“Love and Basketball” is a movie about love and basketball — specifically, the idea that the former might be more important than the latter, but that maybe they can intermesh.
In 1981 suburban Los Angeles, 11-year-old Monica Wright (Kyla Pratt) and her family move into an affluent neighborhood where lives young Quincy McCall (Glenndon Chatman) and his family.
Basketball is all Quincy and his friends care about, and Quincy is surprised to learn that Monica is just as good at it as they are — much to the chagrin of her mother (Alfre Woodard), who wishes her daughter wouldn’t be such a tomboy. Quincy’s dad, Zeke (Dennis Haysbert), an NBA player, is proud of his son’s talents, but wants him to focus on getting an education rather than following in his exact footsteps.
Quincy and Monica develop a childhood crush for each other, which dissipates over time.
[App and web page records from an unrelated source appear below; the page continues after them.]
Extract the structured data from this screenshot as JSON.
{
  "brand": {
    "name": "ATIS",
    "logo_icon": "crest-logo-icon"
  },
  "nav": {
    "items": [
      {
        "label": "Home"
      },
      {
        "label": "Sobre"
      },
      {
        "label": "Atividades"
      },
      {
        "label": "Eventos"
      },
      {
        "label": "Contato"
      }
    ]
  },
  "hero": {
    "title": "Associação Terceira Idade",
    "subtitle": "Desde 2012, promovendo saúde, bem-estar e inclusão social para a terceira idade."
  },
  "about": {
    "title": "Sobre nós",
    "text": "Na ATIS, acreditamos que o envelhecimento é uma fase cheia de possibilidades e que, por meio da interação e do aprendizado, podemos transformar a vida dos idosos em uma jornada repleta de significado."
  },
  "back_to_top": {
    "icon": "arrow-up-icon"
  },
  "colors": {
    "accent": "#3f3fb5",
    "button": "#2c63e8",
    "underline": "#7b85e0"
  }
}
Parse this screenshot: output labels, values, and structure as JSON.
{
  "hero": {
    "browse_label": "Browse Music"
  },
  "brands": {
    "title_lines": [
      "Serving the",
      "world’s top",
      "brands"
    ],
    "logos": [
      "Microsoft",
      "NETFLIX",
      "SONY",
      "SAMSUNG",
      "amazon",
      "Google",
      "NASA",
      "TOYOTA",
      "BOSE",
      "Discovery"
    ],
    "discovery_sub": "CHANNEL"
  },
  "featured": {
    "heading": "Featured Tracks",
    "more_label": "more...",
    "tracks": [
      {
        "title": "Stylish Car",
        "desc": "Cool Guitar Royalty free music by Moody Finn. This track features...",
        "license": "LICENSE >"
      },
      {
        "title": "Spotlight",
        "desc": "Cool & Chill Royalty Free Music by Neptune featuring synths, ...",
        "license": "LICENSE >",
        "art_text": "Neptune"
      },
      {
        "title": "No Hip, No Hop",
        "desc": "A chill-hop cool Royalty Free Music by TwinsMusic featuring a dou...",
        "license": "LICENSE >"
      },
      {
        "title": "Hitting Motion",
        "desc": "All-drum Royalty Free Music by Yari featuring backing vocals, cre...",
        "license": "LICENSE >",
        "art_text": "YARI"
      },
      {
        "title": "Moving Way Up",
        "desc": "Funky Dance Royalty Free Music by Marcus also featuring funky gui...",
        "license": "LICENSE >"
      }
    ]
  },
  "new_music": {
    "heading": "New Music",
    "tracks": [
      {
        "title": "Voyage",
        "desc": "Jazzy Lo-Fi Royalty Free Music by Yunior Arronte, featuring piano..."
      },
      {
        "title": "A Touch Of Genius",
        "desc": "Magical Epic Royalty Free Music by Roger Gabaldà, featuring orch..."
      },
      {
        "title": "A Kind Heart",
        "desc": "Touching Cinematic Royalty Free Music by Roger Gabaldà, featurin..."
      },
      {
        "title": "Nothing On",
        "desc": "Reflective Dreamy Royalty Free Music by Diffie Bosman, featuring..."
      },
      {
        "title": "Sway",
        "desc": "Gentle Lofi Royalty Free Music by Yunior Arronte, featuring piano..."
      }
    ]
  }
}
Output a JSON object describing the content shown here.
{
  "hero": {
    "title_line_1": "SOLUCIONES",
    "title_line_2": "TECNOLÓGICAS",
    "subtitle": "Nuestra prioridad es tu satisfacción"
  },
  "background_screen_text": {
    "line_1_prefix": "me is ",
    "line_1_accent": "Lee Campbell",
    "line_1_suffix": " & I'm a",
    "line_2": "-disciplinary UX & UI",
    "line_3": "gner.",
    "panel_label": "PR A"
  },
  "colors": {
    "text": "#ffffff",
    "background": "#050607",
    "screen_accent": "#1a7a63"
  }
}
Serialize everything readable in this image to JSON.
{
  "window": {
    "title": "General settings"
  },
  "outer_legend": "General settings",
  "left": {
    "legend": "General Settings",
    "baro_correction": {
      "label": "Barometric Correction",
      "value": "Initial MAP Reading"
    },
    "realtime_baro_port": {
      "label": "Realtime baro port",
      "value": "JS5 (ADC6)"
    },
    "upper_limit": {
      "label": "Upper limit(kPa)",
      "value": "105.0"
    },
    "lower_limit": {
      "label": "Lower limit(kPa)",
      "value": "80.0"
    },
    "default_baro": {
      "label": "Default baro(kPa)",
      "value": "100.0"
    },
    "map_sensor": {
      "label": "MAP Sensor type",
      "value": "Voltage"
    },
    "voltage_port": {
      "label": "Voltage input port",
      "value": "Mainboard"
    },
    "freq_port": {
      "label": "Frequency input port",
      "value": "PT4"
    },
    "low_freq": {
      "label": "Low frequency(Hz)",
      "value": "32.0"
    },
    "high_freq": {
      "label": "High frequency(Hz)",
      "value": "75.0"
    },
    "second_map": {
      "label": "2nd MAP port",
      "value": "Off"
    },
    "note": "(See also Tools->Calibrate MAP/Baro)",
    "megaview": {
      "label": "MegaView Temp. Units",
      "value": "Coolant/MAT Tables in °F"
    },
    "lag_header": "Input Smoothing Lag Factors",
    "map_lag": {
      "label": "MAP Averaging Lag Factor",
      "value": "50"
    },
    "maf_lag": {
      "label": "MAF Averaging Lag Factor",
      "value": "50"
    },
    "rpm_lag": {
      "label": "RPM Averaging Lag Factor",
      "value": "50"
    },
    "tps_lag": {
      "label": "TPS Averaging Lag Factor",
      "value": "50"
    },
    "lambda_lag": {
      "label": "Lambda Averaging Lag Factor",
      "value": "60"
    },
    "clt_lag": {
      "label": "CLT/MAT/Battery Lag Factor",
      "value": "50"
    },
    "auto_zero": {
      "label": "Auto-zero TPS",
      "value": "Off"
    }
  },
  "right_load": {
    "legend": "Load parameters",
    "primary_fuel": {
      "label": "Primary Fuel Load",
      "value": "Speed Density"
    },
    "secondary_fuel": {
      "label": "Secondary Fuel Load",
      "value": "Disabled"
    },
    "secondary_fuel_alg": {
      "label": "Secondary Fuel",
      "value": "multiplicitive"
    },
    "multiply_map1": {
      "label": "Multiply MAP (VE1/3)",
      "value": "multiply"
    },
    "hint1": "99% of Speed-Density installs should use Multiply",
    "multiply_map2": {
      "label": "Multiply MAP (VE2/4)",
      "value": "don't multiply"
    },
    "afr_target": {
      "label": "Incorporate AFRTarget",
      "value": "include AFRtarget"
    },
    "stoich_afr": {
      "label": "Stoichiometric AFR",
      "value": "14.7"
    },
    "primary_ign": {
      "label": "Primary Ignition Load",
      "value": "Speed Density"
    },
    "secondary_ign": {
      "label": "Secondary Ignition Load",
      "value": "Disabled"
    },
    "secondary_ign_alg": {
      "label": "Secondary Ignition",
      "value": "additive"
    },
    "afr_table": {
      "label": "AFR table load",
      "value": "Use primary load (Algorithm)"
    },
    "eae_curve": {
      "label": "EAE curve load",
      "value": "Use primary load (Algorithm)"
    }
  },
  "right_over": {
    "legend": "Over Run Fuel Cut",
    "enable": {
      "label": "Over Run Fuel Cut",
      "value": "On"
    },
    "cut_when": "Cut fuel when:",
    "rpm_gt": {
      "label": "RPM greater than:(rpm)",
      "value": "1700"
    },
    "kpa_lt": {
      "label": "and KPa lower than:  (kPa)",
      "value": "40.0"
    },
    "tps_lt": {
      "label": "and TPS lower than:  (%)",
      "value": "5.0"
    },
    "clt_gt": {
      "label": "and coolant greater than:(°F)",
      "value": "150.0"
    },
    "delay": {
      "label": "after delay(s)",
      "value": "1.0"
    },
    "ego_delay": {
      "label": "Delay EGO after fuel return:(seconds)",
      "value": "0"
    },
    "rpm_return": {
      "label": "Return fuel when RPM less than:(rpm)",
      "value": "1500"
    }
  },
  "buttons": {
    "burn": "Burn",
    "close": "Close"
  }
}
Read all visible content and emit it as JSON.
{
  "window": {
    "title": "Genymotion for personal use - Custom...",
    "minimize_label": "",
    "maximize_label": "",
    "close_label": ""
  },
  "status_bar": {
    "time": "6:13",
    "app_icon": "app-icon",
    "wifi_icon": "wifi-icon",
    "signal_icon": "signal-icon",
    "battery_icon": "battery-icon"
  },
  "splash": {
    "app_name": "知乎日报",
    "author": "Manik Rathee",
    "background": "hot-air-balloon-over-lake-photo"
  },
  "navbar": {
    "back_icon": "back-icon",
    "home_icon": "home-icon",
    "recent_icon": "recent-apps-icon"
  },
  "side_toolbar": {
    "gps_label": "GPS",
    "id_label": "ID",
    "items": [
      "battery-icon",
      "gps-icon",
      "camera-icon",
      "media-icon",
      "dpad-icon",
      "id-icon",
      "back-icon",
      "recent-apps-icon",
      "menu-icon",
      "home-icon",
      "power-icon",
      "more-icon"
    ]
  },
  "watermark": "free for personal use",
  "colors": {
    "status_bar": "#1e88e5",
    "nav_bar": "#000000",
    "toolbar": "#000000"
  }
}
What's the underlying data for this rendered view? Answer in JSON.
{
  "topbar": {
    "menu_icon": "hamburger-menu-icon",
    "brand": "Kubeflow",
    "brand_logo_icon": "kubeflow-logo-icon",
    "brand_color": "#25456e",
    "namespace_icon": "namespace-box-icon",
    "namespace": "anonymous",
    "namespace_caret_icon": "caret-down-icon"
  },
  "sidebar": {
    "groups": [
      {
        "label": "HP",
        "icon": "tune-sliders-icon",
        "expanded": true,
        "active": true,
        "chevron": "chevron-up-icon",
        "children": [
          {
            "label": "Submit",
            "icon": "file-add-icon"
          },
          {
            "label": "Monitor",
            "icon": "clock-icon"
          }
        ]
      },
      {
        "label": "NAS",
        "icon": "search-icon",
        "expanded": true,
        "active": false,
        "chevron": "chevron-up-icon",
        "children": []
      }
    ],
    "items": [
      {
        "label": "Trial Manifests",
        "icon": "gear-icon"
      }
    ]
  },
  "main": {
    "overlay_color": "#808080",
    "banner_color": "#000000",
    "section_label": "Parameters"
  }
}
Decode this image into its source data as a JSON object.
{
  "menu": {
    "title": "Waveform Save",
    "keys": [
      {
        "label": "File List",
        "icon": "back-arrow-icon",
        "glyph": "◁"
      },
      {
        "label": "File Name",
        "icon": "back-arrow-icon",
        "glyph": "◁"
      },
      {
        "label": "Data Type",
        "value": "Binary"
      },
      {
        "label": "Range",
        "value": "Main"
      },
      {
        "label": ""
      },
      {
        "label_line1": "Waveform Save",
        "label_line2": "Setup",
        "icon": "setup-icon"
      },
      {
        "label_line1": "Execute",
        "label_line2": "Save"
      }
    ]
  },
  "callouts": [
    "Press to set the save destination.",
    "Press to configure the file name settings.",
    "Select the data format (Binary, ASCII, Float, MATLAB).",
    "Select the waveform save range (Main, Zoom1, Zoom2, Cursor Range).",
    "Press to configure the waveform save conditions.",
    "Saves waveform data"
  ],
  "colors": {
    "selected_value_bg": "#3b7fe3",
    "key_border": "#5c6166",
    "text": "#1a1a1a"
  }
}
By high school, the two (now played by Omar Epps and Sanaa Lathan) are still friends, but have other romantic interests. Both are basketball stars, though, and both wind up playing for USC, where their romantic relationship blossoms and withers, in the midst of basketball-related trials.
The film is marked by good performances across the board. Woodard’s role as Monica’s mother goes largely unnoticed until near the end of the film, when the two have a strikingly poignant scene that addresses gender roles and family values. Woodard is an asset in any film, and this one is no exception.
Epps and Latham have a certain chemistry as Quincy and Monica, and they do a lot toward making the film enjoyable. Despite their best efforts, though, “Love and Basketball” wears out its welcome. The opening scenes with the youngsters are cute, the first scenes with them in high school are engaging … and after that, it turns into a stale soap opera, certain to induce seat-squirming in even the most attentive viewers. (If ever there was a 2-hour film that didn’t need to be 2 hours long, this is it.) Love eventually wins, right at the buzzer, but the overall impact is not particularly strong, because we already knew that basketball was just a game and that love was more important. Seeing the characters get a grip on that makes for a film that is watchable, but not terribly meaningful.
B- (; )